Column: It’s time to abandon Ben Carson

Republican Presidential candidate Dr. Ben Carson speaks at Liberty University in Lynchburg, Va., Wednesday, Nov. 11, 2015. (AP Photo/Steve Helber)

This week has in many ways been the week of Ben Carson. The Republican presidential candidate has been embroiled in innumerable embarrassing stories. These stories call Carson’s character, reasoning and status as a serious candidate into question. It is time for the Republican Party to get serious and stop flirting with the borderline lunacy of Carson and back a serious, reasonable and intelligent candidate for the Presidency of the United States.

Recently, Politico revealed that Carson’s claims that he was offered a full-tuition scholarship from West Point were not true. In fact, Carson never even applied to the military academy. Carson claims he protected white students from rioters after the assassination of Martin Luther King, Jr., a claim contested by The Wall Street Journal.
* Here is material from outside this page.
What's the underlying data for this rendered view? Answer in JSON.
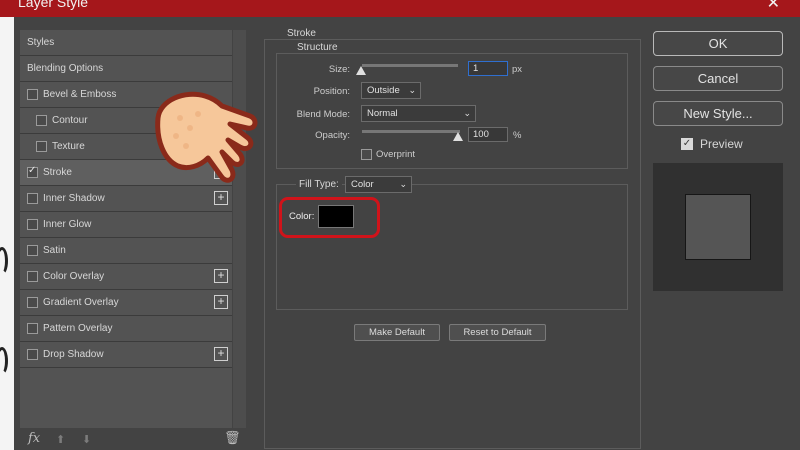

Clearly, these potential fabrications raise questions about Carson’s honesty and character.

Yet perhaps more troubling are the contested stories Carson is desperately asserting are true. Carson told Sirius XM Radio host Karen Hunter that, while he was at a Popeye’s, “Guy comes in, put the gun in my ribs. And I just said, ‘I believe that you want the guy behind the counter.’” Carson has asserted this story is true. He really wants the American people to know that he told an armed gunman to leave him alone and sent him after an unarmed Popeye’s cashier. Is this really a story Mr. Carson is proud of? Telling a gunman to go after some other innocent person is hardly courageous or praiseworthy; Ben Carson’s pride in this story is both confusing and unsettling.

Carson has also stood behind stories of his violent past, such as “an attempted stabbing of a boy and beating someone with a baseball bat”, as noted by Politico. He also is confidently asserting that he did, in fact, attack his mother with a hammer. This is likely motivated by Carson’s desire to prove that his religious faith redeemed him from a violent past, but this goal has led to ludicrous outcomes.

A presidential candidate, instead of denying or walking away from past indiscretions, is desperately trying to assure the American public that he did a slew of horrible things in his youth, including assaulting his mother with a hammer. Clearly, truth sometimes really is stranger than fiction. It almost seems as if we are living in an alternate, satirical version of reality.

Perhaps the strangest story is Carson’s take on the Egyptian pyramids, as revealed in a video Buzzfeed brought up from 1998: “My own personal theory is that Joseph built the pyramids to store grain.” Carson has confirmed this belief has not changed; he genuinely believes that the biblical figure Joseph built giant stone monuments as grain silos.

Despite the overwhelming historical and archaeological evidence that the pyramids were monumental tombs for pharaohs, Carson stubbornly persists in his completely unfounded and ludicrous belief. Appearing on Fox News, Donald Trump proved himself an unlikely voice of reason when he stated, “The pyramids are solid structures. You can’t put grain in the pyramids because they’re solid structures other than a little thing for the pharaohs at the bottom.”

Nearly a quarter of Republicans have been expressing support for Carson in primary polls. These members of the party need to seriously reconsider their support. One quarter of a major political party should not be backing a candidate who has a history of embellishing and fabricating stories, touting shameful acts and refusing to recant unusual and inexplicable religious beliefs in the face of overwhelming evidence.

If any doubts remained as to Carson’s presidential potential, he has proved himself this week to be distinctly unsuited to the office. His loony antics are far from the best the Republican Party has to offer. Based on current polls, Carson and Trump combined have garnered the support of almost half of Republican voters. That is alarming and worrisome. Republican voters had best stop looking for an outsider at any costs and stop throwing their support behind insubstantial and woefully inappropriate candidates.

It is past time for the Republican Party to start getting serious and choose an intelligent, articulate and well-prepared candidate for our nation’s chief executive office.


Brian McCarty is a staff columnist for The Daily Campus opinion section. He can be reached via email at brian.mccarty@uconn.edu.